Helping people with computers... one answer at a time.

A couple of tools I use to manage old technologies while traveling.

QAn # 7I{pz'6RllDU^;iR$.30[JsVmXo$b-鞬j+N'UDT]QnU9zaLJ1)cGg? BuB#$ ӈhd**i ]+p >IzϹ"M.:Ϣƒ}Jyc! # Ul:"F|ZL.mDh5~eb3- Ƿѵ|:Su )jE0s @5<


Hi everyone, this is Leo Notenboom with news, commentary and answers to some of the many questions I get at

I just returned from a week away from home on a business trip. With the internet becoming fairly ubiquitous - and in fact a requirement for an "internet entrepreneurs conference" - you can imagine that I remained quite connected. A combination of WiFi, a cell phone data plan, remote access and virtual private networks, and I was pretty much jacked in whenever I wanted to be - almost as if I was at home.

There are a couple of "old" technologies, however, that while almost as ubiquitous, now require a little special handling for the road warrior.

To be honest, I'm amazed that faxes are still being used with such regularity. At their best, FAXes are the moral equivalent of a low quality image scan reproduced on a mediocre printer. With higher quality scanners, printers and the internet all being common place, you'd think that FAXes would die a quiet death. Sadly, that's not the case.
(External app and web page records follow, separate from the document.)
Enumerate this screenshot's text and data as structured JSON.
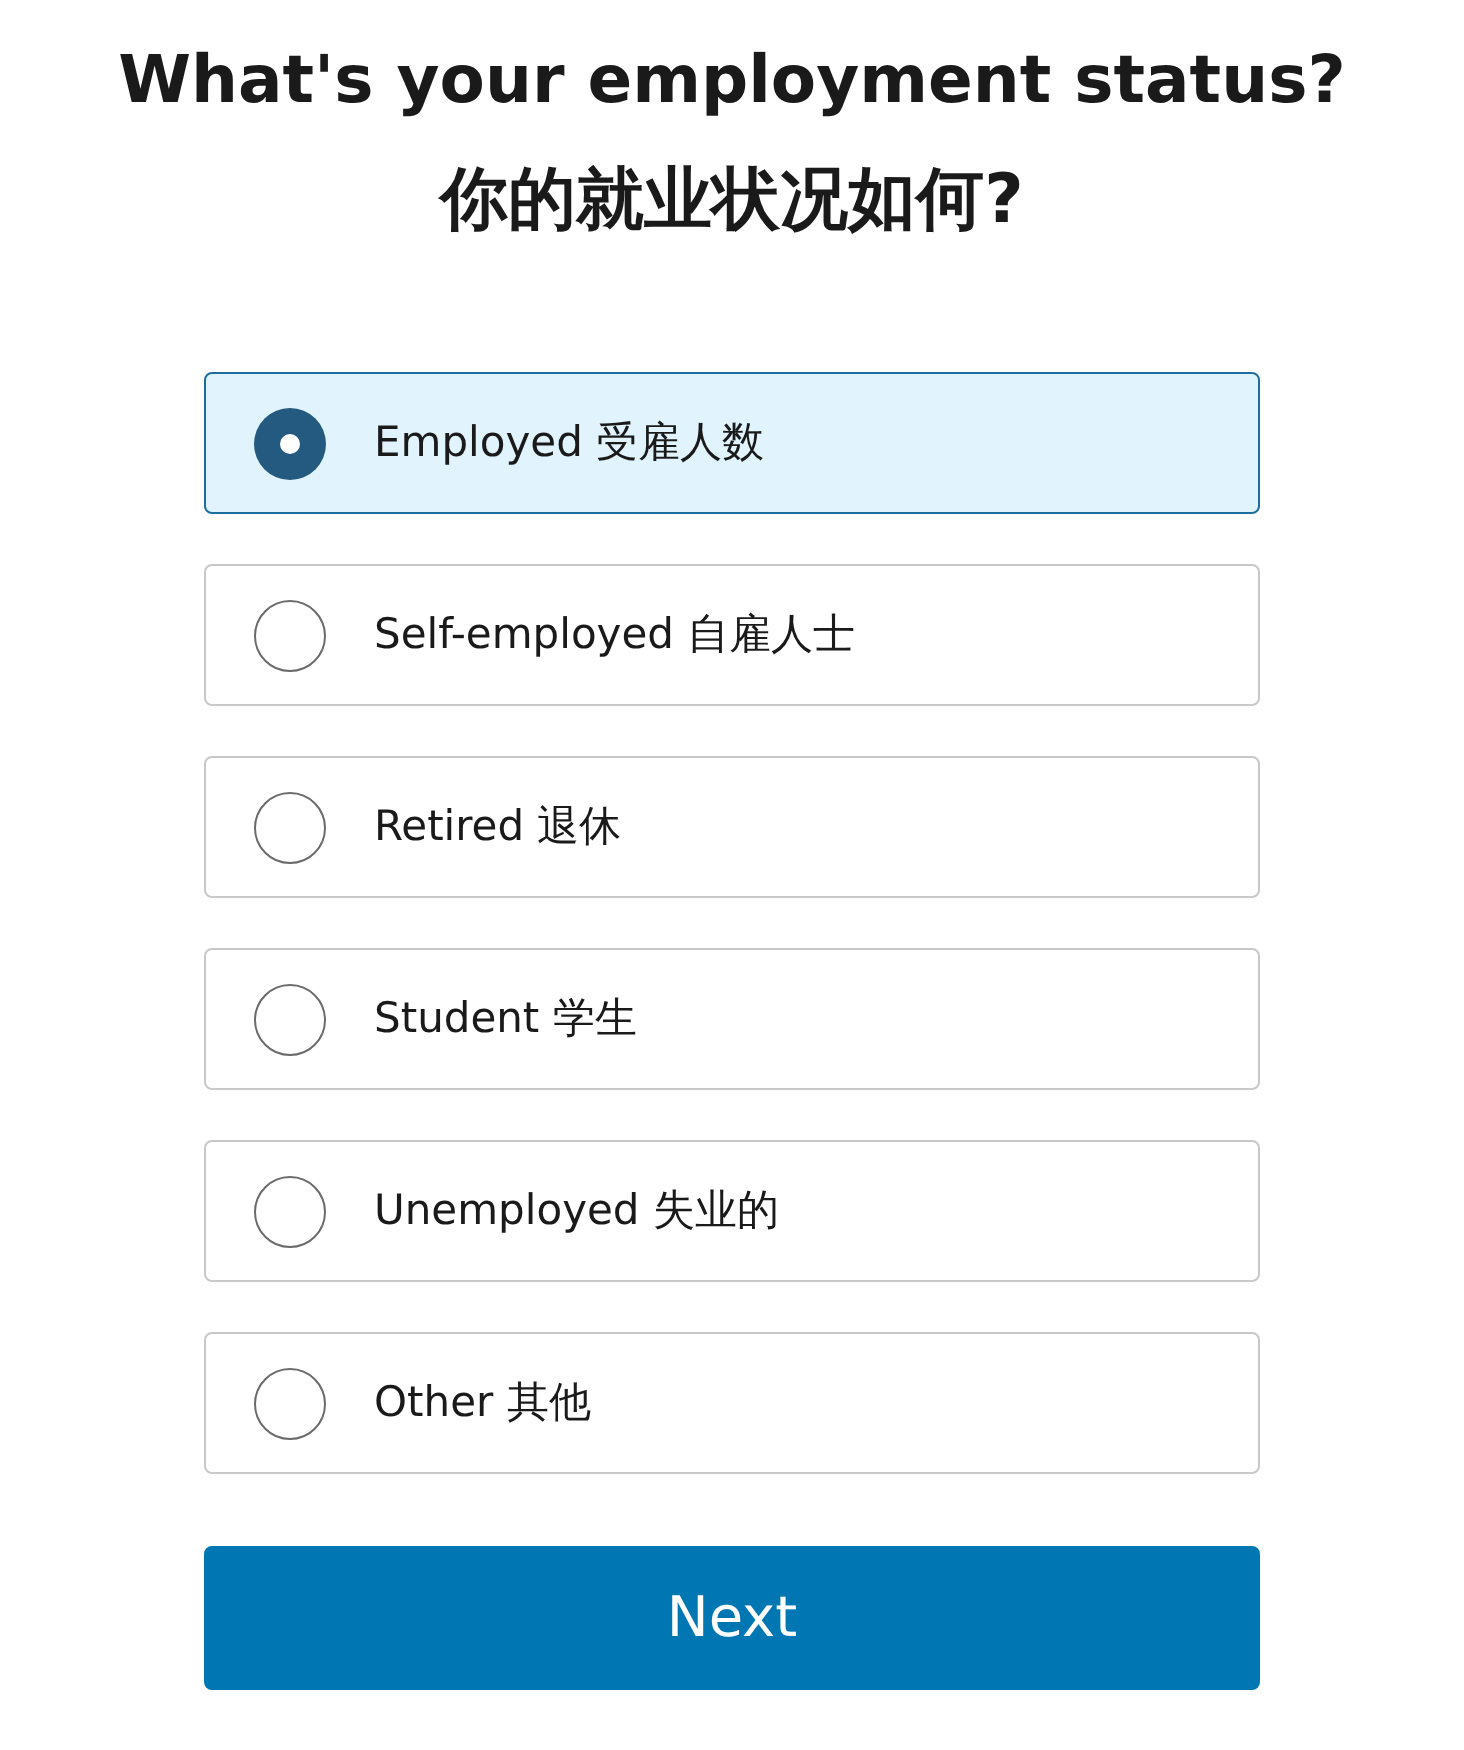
{
  "title": "What's your employment status?",
  "subtitle": "你的就业状况如何?",
  "options": [
    {
      "label": "Employed 受雇人数",
      "selected": true
    },
    {
      "label": "Self-employed 自雇人士",
      "selected": false
    },
    {
      "label": "Retired 退休",
      "selected": false
    },
    {
      "label": "Student 学生",
      "selected": false
    },
    {
      "label": "Unemployed 失业的",
      "selected": false
    },
    {
      "label": "Other 其他",
      "selected": false
    }
  ],
  "button": "Next"
}
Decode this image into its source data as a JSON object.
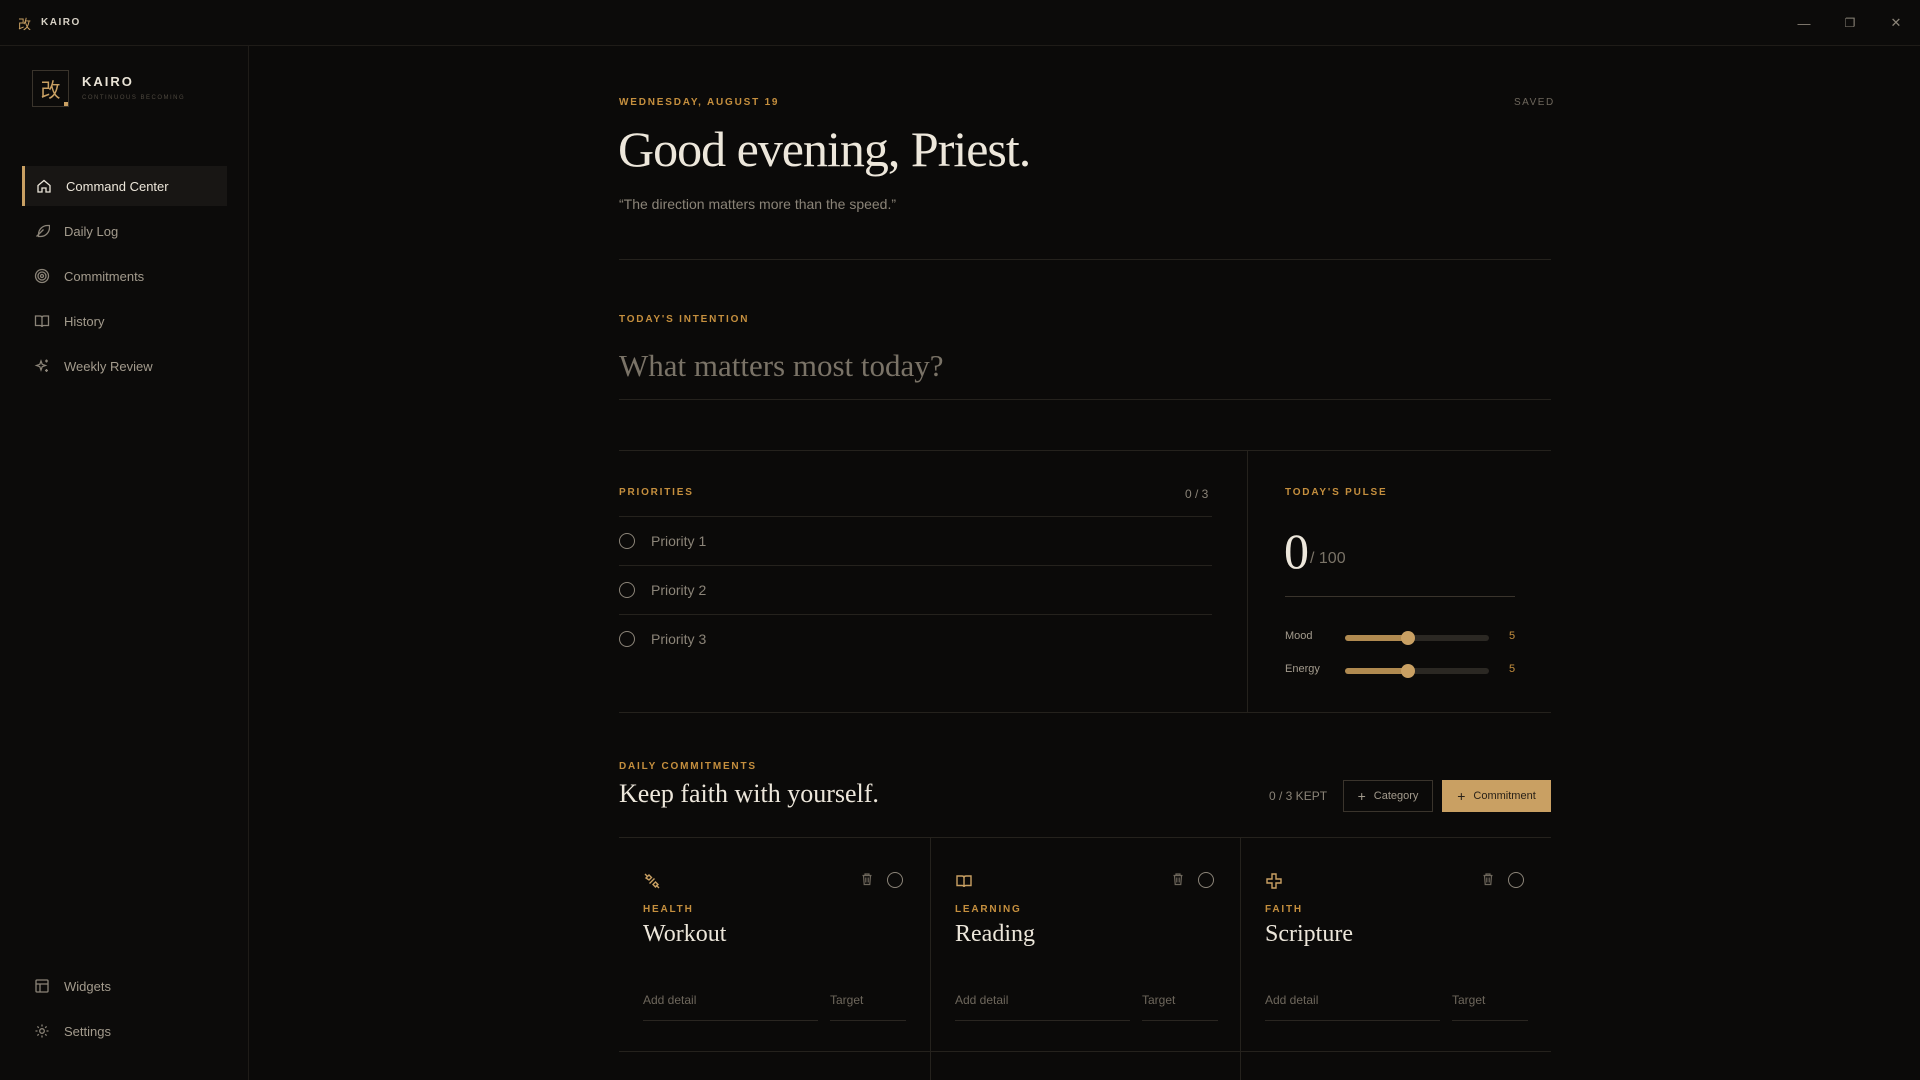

A couple of years ago I ditched my dedicated FAX phone line for a service. I still find myself dealing with faxes on a regular basis, and now use Faxes sent to my fax number are emailed to me as PDF files. Naturally maxemail also supports sending faxes by simply uploading a document in any of several file formats. Sending and receiving FAXes using any of a number of services like this makes you totally location independent. All you need is your internet connection and you're good to go.

The other "old" technology is the lowly telephone call. One of my pet peeves about hotels are the outrageous rates that they charge for long distance phone calls. The solution I've used in the past is to use my cell phone, with oodles of nationwide long-distance minutes included. Sadly, cell coverage still isn't what it should be everywhere, and calls can quickly turn into a nightmare of repeated "can you hear me now?" where the answer ends up being no.

My solution is to have have my own toll free number. There are several services out there that, for very low fees, will provide a toll free number that you can then forward to wherever you like. I have a toll-free number provided by that forwards to my home. Hotels typically provide local and toll free callfor free, so I can call home from anywhere on the road at dirt cheap rates. Yes, services such as Skype and other VOIP solutions also come to mind, but while you can typically assume there ther eis an internet connection these days, you can't always assume that it will have the bandwidth or connectivity that a good VOIP connection requires.

I'd love to hear what you think. Visit ask leo dot info, and enter 10151 in the go to article number box. Leave a comment, I read them all.

This is a presentation of, a free on-line technical question and answer service. Hundreds of questions and answers are online and ready to help solve your computer problems.


Article C2619 - April 13, 2006 « »

Leo Leo A. Notenboom has been playing with computers since he was required to take a programming class in 1976. An 18 year career as a programmer at Microsoft soon followed. After "retiring" in 2001, Leo started Ask Leo! in 2003 as a place for answers to common computer and technical questions. More about Leo.

Not what you needed?

1 Comment
Greg Bulmash
April 15, 2006 1:51 AM

Today I got a PDF of a document I was supposed to sign and send back. I printed it, signed it, slapped it onto the flatbed scanner, made a PDF of it, and e-mailed it back.

I haven't owned a fax machine for years.

Comments on this entry are closed.

If you have a question, start by using the search box up at the top of the page - there's a very good chance that your question has already been answered on Ask Leo!.

If you don't find your answer, head out to to ask your question.